“Don’t get the wrong idea, I’m not a heavy drinker. Sometimes I can go for hours without touching a drop.” That’s the opening line Noël Coward uses on Archie at Cukor’s party in Hollywood, and it’s an apt distillation of the famously droll writer-actor-composer. Coward was an astonishingly prolific playwright and performer on the London stage. Over the course of his life, he wrote nearly three dozen plays and musicals, usually satires of high society that made for perfectly frothy films. Producers in Britain and Hollywood began buying up his comedies in the silent era, but Coward wasn’t content to merely sign his rights away. He worked as a producer, screenwriter, and actor on both sides of the pond. In Full Service, Bowers claims Coward was a frequent customer; he was also a noted guest at Cukor’s pool parties.

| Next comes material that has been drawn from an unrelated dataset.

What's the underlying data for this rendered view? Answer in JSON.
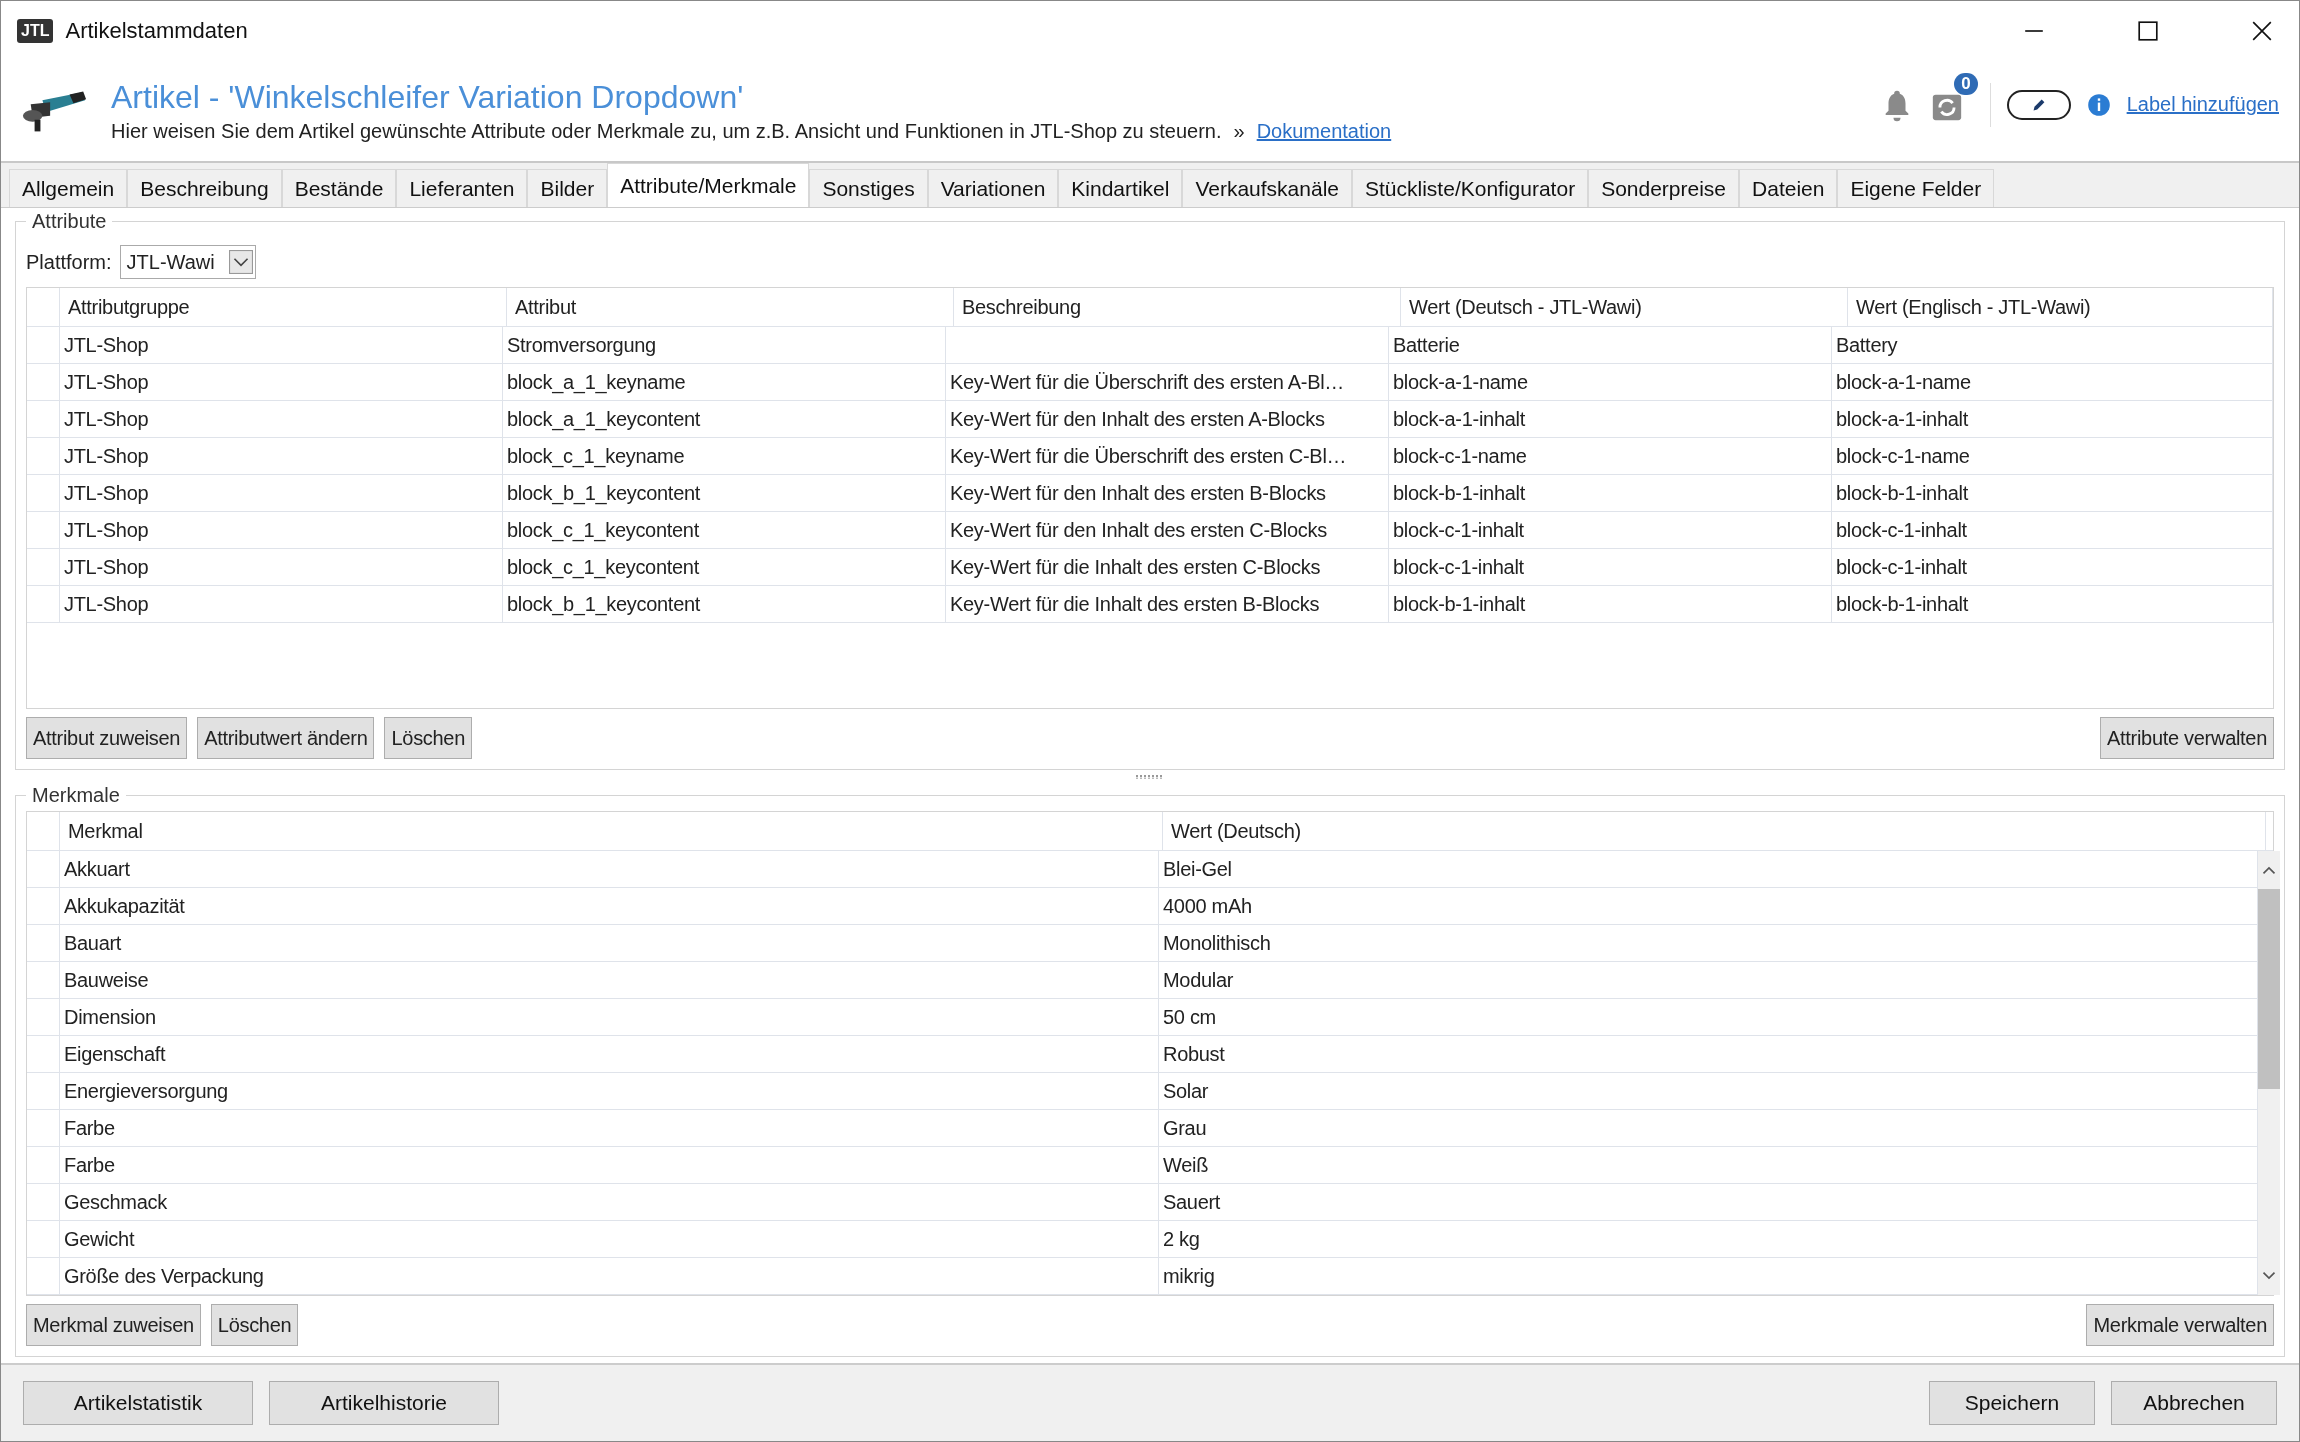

Peg Entwistle

Photo: Rko/Kobal/Shutterstock

On September 16, 1932, Peg Entwistle climbed a ladder to the top of the “Hollywoodland” sign, stood atop the 50-foot-tall H, and leapt to her death. The shocking true story became the default allegory for the destructive nature of Tinseltown, and on Hollywood, it’s the basis of Archie’s industry-changing blockbuster Meg.

Entwistle began acting as a teenager, booking consistent work on Broadway before she moved to Los Angeles to star in The Mad Hopes with Billie Burke and Humphrey Bogart. She got great notices for that stage production, and the buzz soon reached legendary producer David O. Selznick. As recounted in Peg Entwistle and the Hollywood Sign Suicide, Selznick urged Cukor to consider her for the comedy A Bill of Divorcement. She didn’t get the part (it went to Katharine Hepburn), but she signed a one-picture deal with RKO to make her first movie, Thirteen Women. Entwistle’s screen time was slashed from 16 minutes to 4, a setback that Hollywood includes in Archie’s fake script, but unlike the Peg in that story, she didn’t have a concerned boyfriend chasing after her. Her marriage to the alcoholic and abusive Robert Keith ended in 1929, and news of his remarriage — along with her professional disappointments — devastated the young actress. She died before Thirteen Women was released.

The True Hollywood Stories Behind Hollywood’s Alt-History